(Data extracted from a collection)
·····

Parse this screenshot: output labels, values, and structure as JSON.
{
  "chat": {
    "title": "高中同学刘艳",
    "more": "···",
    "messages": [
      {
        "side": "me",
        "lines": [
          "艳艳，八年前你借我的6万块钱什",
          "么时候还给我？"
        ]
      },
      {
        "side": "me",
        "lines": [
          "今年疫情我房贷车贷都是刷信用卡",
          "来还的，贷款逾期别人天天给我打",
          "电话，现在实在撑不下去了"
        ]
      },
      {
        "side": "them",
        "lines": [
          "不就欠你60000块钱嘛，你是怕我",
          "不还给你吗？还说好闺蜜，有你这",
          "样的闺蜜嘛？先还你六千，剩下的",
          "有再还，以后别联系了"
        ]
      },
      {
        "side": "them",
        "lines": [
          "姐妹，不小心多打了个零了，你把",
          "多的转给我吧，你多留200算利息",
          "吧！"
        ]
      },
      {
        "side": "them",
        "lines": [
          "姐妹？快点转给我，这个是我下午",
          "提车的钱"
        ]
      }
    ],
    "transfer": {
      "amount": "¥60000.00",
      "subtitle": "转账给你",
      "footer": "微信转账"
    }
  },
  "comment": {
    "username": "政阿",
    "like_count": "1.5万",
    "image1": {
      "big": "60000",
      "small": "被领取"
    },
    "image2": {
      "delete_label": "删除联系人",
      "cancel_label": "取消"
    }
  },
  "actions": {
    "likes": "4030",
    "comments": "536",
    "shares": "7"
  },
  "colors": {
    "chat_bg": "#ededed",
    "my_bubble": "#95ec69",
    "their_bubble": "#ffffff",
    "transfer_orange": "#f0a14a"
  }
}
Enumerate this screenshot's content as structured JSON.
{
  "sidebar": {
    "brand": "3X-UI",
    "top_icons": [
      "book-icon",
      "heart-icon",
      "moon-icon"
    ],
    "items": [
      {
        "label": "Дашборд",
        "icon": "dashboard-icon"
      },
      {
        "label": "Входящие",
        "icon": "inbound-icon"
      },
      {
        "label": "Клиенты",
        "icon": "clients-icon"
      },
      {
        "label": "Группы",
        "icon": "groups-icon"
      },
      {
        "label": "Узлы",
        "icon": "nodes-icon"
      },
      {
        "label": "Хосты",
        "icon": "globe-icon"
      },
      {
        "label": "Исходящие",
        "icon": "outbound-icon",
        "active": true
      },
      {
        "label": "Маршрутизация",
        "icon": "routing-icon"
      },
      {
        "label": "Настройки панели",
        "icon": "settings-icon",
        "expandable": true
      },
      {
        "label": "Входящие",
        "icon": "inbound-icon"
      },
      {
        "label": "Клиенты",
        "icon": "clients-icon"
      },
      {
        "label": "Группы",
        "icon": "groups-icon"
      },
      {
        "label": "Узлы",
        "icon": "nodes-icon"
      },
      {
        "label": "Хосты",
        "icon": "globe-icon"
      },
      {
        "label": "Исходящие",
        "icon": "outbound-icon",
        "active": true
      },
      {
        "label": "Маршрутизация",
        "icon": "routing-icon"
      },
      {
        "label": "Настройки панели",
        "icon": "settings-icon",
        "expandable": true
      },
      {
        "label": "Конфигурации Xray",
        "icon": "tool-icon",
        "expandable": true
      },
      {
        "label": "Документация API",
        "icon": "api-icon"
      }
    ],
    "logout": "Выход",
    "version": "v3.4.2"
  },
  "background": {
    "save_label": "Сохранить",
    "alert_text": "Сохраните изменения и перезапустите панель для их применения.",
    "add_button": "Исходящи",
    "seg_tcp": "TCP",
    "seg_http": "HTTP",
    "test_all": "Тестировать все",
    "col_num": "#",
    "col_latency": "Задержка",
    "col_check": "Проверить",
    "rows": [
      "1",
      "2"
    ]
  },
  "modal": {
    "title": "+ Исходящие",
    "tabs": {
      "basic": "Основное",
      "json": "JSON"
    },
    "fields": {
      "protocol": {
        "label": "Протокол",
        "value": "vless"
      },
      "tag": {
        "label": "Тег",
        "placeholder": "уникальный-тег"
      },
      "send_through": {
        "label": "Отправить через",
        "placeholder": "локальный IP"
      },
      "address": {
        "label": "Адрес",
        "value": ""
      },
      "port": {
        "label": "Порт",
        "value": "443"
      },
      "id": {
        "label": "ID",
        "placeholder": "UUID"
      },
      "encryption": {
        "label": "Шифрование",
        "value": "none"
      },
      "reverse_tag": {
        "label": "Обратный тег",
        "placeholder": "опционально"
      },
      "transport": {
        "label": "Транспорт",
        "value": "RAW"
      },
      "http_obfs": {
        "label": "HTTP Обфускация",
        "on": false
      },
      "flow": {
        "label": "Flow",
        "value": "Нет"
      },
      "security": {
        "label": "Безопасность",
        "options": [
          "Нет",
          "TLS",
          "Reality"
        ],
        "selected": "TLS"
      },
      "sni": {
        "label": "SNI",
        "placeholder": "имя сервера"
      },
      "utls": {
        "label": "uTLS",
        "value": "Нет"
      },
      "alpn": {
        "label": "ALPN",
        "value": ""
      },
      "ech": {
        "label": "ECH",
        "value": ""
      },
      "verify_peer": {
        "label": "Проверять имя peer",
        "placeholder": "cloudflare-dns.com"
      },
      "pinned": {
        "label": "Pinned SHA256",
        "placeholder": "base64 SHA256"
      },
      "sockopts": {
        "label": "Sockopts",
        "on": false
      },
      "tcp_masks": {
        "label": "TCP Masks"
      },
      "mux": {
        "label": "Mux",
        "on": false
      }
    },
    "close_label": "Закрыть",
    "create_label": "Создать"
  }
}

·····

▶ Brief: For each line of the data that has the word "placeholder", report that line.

▶ Worked solution:
        "placeholder": "уникальный-тег"
        "placeholder": "локальный IP"
        "placeholder": "UUID"
        "placeholder": "опционально"
        "placeholder": "имя сервера"
        "placeholder": "cloudflare-dns.com"
        "placeholder": "base64 SHA256"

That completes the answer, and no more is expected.